[Dataset rows describing interfaces]
====================
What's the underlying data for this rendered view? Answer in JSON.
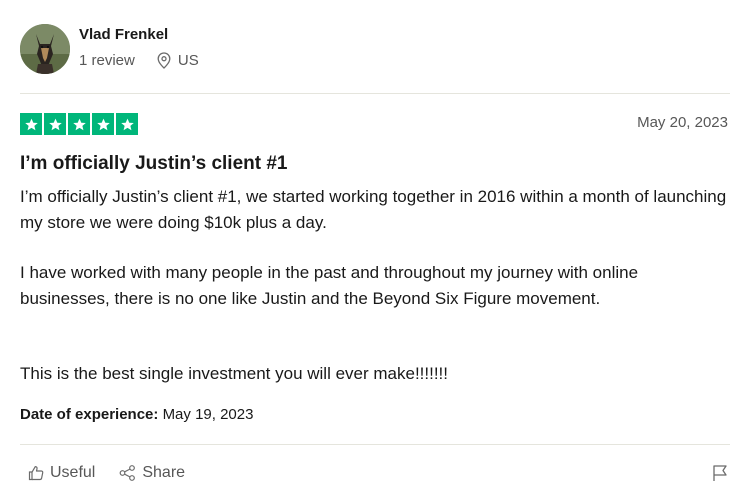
{
  "reviewer": {
    "name": "Vlad Frenkel",
    "reviews": "1 review",
    "location": "US"
  },
  "rating": {
    "stars": 5,
    "max": 5,
    "color": "#00b67a"
  },
  "review": {
    "date": "May 20, 2023",
    "title": "I’m officially Justin’s client #1",
    "paragraphs": [
      "I’m officially Justin’s client #1, we started working together in 2016 within a month of launching my store we were doing $10k plus a day.",
      "I have worked with many people in the past and throughout my journey with online businesses, there is no one like Justin and the Beyond Six Figure movement.",
      "This is the best single investment you will ever make!!!!!!!"
    ],
    "experience_label": "Date of experience:",
    "experience_date": "May 19, 2023"
  },
  "actions": {
    "useful_label": "Useful",
    "share_label": "Share"
  },
  "icons": [
    "avatar-photo",
    "location-pin-icon",
    "star-icon",
    "thumbs-up-icon",
    "share-icon",
    "flag-icon"
  ]
}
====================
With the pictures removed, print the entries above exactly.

TASK ANSWER
What's the underlying data for this rendered view? Answer in JSON.
{
  "reviewer": {
    "name": "Vlad Frenkel",
    "reviews": "1 review",
    "location": "US"
  },
  "rating": {
    "stars": 5,
    "max": 5,
    "color": "#00b67a"
  },
  "review": {
    "date": "May 20, 2023",
    "title": "I’m officially Justin’s client #1",
    "paragraphs": [
      "I’m officially Justin’s client #1, we started working together in 2016 within a month of launching my store we were doing $10k plus a day.",
      "I have worked with many people in the past and throughout my journey with online businesses, there is no one like Justin and the Beyond Six Figure movement.",
      "This is the best single investment you will ever make!!!!!!!"
    ],
    "experience_label": "Date of experience:",
    "experience_date": "May 19, 2023"
  },
  "actions": {
    "useful_label": "Useful",
    "share_label": "Share"
  },
  "icons": [
    "avatar-photo",
    "location-pin-icon",
    "star-icon",
    "thumbs-up-icon",
    "share-icon",
    "flag-icon"
  ]
}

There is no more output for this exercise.